In the study, researchers used affective priming, a method of manipulating participants’ moods negatively or positively, by having participants read a certain type of news article that would influence their mood. After they read the article, participants were given visualizations to interpret. Results showed that those who were positively primed made less errors in interpreting the data.

Can Your Mood Affect Your Ability to Interpret Data?Study results show visualization comprehension for participants who were negatively and positively primed.

While it appeared that a good mood increased the ability to interpret the visualizations correctly, researchers were careful to note that a negative mood did not decrease the ability to interpret visualizations.

So, what does that mean for us data visualization professionals? Can a lighthearted intro to an infographic help readers engage better with the content? Probably not. The study examined participants who were successfully primed in the desired direction (positive or negative), which turned out to be only 30% of the original sample. With so many emotional variables and influences, manipulating user moods is more difficult in everyday applications.

Still, the study points to future implications and new questions to answer in terms of how we interact with and comprehend data and visual content.

  • If positive priming proves to be a legitimate tool after further research, how can designers incorporate it into their visualizations?
  • For those designing visualization tools, could the environments in which users interact with a system affect comprehension? As the researchers note, “a user in a disaster-response setting may be more subject to negative priming, whereas a user in gaming may be more subject to positive priming.”
  • If the visualization itself is likely to trigger a strong emotional reaction (e.g., survival rates for a controversial medical procedure you’re about to undergo), how do you ensure that data is accurately understood?
  • And how do negative or positive emotions impact other cognitive processes?

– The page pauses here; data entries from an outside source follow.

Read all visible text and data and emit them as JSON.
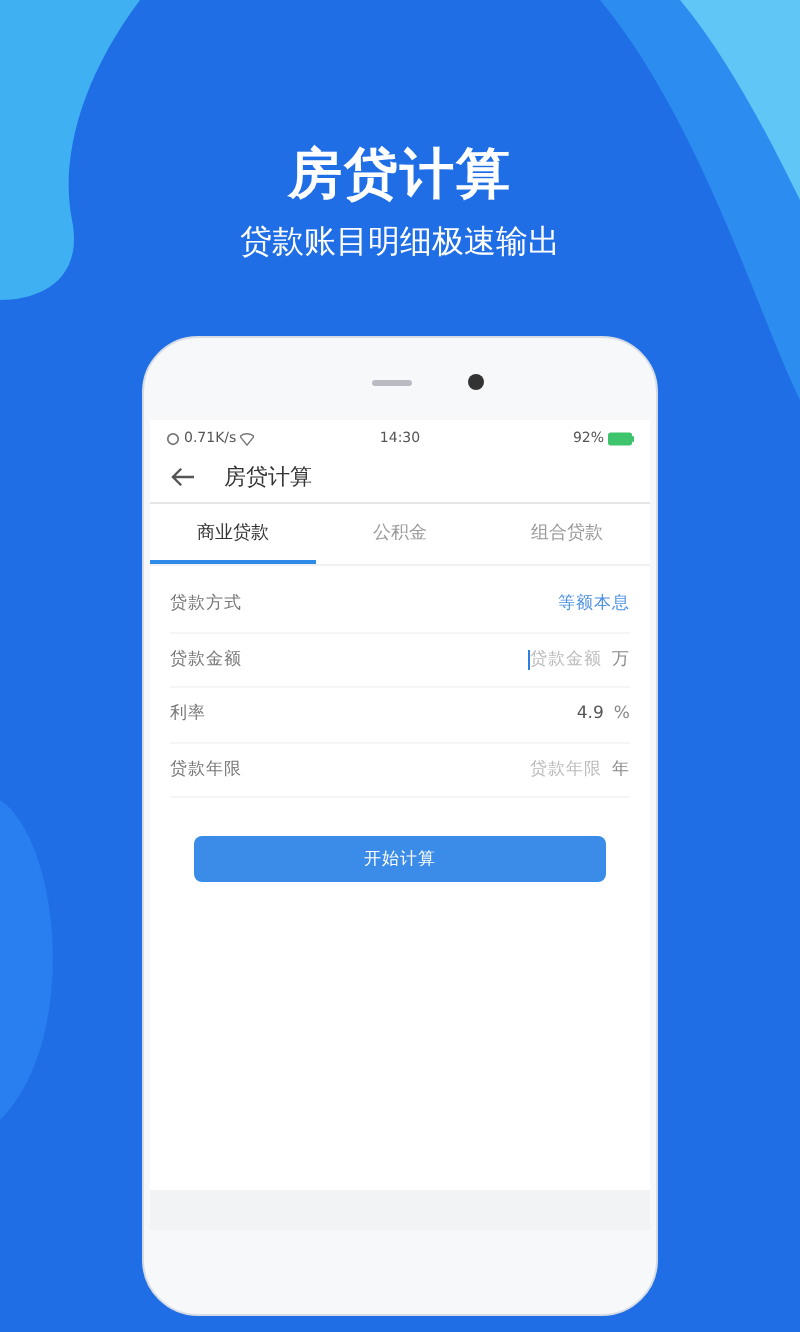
{
  "promo": {
    "title": "房贷计算",
    "subtitle": "贷款账目明细极速输出"
  },
  "status_bar": {
    "network_speed": "0.71K/s",
    "time": "14:30",
    "battery": "92%"
  },
  "app_bar": {
    "title": "房贷计算"
  },
  "tabs": [
    {
      "label": "商业贷款",
      "selected": true
    },
    {
      "label": "公积金",
      "selected": false
    },
    {
      "label": "组合贷款",
      "selected": false
    }
  ],
  "form_rows": [
    {
      "kind": "select",
      "label": "贷款方式",
      "value": "等额本息"
    },
    {
      "kind": "input",
      "label": "贷款金额",
      "placeholder": "贷款金额",
      "unit": "万",
      "focused": true
    },
    {
      "kind": "input",
      "label": "利率",
      "value": "4.9",
      "unit": "%",
      "focused": false
    },
    {
      "kind": "input",
      "label": "贷款年限",
      "placeholder": "贷款年限",
      "unit": "年",
      "focused": false
    }
  ],
  "submit_button": {
    "label": "开始计算"
  }
}
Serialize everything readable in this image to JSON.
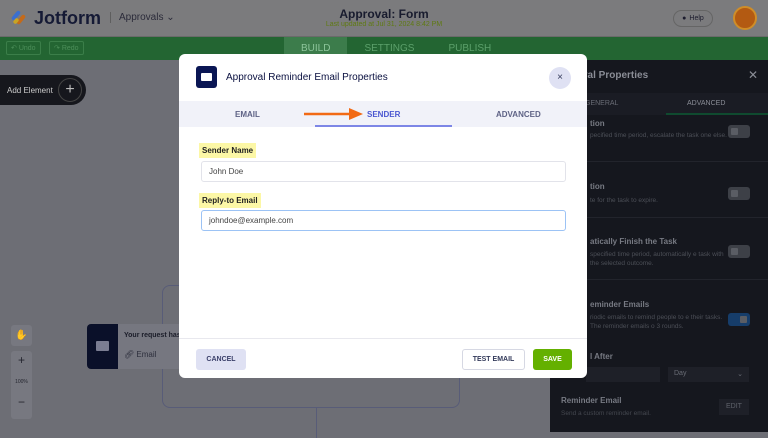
{
  "header": {
    "logo": "Jotform",
    "app_selector": "Approvals",
    "title": "Approval: Form",
    "last_updated": "Last updated at Jul 31, 2024 8:42 PM",
    "help": "Help"
  },
  "toolbar": {
    "undo": "Undo",
    "redo": "Redo",
    "tabs": [
      "BUILD",
      "SETTINGS",
      "PUBLISH"
    ]
  },
  "canvas": {
    "add_element": "Add Element",
    "zoom_level": "100%",
    "node_title": "Your request has",
    "node_type": "Email"
  },
  "right_panel": {
    "title": "val Properties",
    "tabs": [
      "GENERAL",
      "ADVANCED"
    ],
    "sections": [
      {
        "title": "tion",
        "desc": "pecified time period, escalate the task one else."
      },
      {
        "title": "tion",
        "desc": "te for the task to expire."
      },
      {
        "title": "atically Finish the Task",
        "desc": "specified time period, automatically e task with the selected outcome."
      },
      {
        "title": "eminder Emails",
        "desc": "riodic emails to remind people to e their tasks. The reminder emails o 3 rounds."
      }
    ],
    "send_after": "l After",
    "unit": "Day",
    "reminder_title": "Reminder Email",
    "reminder_desc": "Send a custom reminder email.",
    "edit": "EDIT"
  },
  "modal": {
    "title": "Approval Reminder Email Properties",
    "close": "×",
    "tabs": [
      "EMAIL",
      "SENDER",
      "ADVANCED"
    ],
    "sender_name_label": "Sender Name",
    "sender_name_value": "John Doe",
    "reply_to_label": "Reply-to Email",
    "reply_to_value": "johndoe@example.com",
    "cancel": "CANCEL",
    "test_email": "TEST EMAIL",
    "save": "SAVE"
  },
  "colors": {
    "accent": "#4b57d1",
    "save": "#64b000",
    "arrow": "#f26a15",
    "highlight": "#fcf7a6"
  }
}
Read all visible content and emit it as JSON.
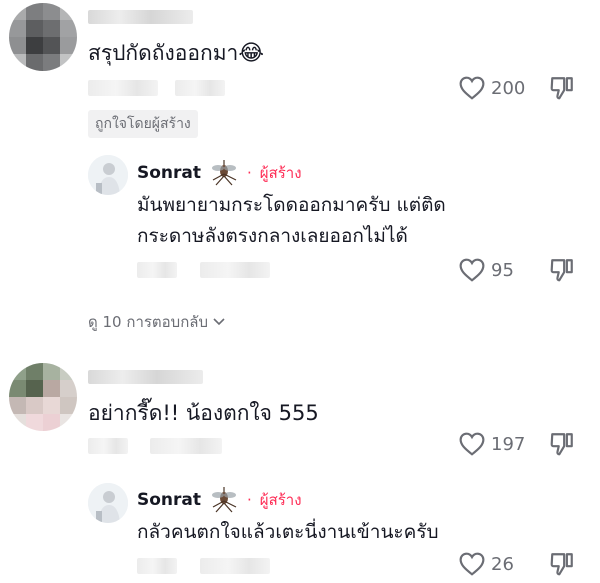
{
  "comments": [
    {
      "text": "สรุปกัดถังออกมา",
      "emoji": "😂",
      "likes": "200",
      "creator_liked_label": "ถูกใจโดยผู้สร้าง",
      "reply": {
        "username": "Sonrat",
        "creator_label": "ผู้สร้าง",
        "text_line1": "มันพยายามกระโดดออกมาครับ แต่ติด",
        "text_line2": "กระดาษลังตรงกลางเลยออกไม่ได้",
        "likes": "95"
      },
      "view_replies_label": "ดู 10 การตอบกลับ"
    },
    {
      "text": "อย่ากรี๊ด!! น้องตกใจ 555",
      "likes": "197",
      "reply": {
        "username": "Sonrat",
        "creator_label": "ผู้สร้าง",
        "text_line1": "กลัวคนตกใจแล้วเตะนี่งานเข้านะครับ",
        "likes": "26"
      }
    }
  ],
  "icons": {
    "like": "heart-outline-icon",
    "dislike": "thumbs-down-icon",
    "creator_badge": "mosquito-icon",
    "expand": "chevron-down-icon"
  },
  "colors": {
    "creator_accent": "#fe2c55",
    "muted_text": "#6b6d74"
  }
}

There is plenty more to discover in this field, and although we can’t preach positive priming quite yet, we’re excited to see these questions explored. Then again, we might already be biased: Data always makes us happy.